**Task requirements:** Search the entries for the word "shown" and copy each line that has it.

**Supplied material:**
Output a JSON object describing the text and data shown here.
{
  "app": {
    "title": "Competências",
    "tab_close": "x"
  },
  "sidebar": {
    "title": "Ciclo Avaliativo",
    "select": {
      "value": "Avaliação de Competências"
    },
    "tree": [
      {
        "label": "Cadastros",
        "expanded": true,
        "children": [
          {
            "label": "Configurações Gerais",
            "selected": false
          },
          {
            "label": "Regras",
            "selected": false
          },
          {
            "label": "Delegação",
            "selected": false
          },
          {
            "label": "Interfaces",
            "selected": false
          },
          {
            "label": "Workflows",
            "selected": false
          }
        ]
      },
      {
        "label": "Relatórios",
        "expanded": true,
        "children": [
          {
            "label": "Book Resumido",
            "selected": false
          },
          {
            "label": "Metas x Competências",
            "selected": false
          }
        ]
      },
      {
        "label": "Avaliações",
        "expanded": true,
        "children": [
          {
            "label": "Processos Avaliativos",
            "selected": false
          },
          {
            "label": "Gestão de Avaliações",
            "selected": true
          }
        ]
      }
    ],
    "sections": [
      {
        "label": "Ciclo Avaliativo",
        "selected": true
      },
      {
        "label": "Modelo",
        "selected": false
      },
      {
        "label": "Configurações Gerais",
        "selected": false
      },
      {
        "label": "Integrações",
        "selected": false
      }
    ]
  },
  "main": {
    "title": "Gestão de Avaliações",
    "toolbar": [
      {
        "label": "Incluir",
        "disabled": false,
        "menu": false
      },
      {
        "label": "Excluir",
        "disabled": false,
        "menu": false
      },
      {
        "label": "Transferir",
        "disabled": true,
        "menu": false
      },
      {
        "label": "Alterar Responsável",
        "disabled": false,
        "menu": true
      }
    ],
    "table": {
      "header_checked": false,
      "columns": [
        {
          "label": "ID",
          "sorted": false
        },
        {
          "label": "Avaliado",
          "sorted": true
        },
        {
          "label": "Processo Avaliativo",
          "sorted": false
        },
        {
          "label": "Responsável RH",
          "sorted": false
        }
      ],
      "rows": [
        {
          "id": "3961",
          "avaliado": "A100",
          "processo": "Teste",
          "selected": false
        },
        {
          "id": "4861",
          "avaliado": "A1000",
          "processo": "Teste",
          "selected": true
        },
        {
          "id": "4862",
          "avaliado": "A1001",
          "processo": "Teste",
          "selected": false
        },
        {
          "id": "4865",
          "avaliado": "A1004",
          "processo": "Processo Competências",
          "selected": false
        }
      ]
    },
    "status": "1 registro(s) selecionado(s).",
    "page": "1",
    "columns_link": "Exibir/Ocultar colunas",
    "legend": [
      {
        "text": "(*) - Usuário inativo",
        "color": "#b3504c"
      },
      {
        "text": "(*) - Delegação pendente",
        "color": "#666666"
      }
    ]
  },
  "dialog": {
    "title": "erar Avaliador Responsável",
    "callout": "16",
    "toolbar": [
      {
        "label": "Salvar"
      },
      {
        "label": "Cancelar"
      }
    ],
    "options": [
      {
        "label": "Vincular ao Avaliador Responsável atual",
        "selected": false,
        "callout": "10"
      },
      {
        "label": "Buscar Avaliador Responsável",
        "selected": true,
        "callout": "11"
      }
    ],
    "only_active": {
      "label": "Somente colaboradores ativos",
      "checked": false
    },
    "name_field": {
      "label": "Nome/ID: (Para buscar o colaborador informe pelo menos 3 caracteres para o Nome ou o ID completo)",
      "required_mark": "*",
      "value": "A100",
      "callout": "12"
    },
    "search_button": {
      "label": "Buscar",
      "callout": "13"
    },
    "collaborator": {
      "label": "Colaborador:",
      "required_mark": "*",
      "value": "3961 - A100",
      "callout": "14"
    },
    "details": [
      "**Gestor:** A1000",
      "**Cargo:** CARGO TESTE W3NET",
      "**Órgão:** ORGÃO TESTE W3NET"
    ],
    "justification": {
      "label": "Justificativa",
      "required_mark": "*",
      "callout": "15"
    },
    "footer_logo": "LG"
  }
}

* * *

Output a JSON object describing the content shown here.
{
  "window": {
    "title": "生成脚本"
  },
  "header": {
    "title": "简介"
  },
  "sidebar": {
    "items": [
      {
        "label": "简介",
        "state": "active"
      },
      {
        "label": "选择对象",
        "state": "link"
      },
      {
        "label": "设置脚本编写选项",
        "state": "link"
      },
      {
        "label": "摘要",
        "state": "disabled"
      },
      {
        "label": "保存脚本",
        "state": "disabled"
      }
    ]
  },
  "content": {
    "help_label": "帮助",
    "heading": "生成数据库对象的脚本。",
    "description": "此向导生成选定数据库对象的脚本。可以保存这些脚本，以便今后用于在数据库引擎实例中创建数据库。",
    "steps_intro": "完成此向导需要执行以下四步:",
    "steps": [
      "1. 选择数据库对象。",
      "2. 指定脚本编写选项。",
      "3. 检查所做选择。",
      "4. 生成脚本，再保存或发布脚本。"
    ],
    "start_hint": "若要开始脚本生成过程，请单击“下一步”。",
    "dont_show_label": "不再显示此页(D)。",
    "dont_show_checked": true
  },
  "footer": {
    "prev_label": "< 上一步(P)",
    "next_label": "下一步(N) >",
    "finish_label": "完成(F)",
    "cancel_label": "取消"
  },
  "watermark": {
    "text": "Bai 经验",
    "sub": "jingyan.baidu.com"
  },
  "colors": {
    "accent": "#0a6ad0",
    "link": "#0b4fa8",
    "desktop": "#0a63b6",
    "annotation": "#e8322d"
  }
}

**Task output:**
Output a JSON object describing the text and data shown here.
Output a JSON object describing the content shown here.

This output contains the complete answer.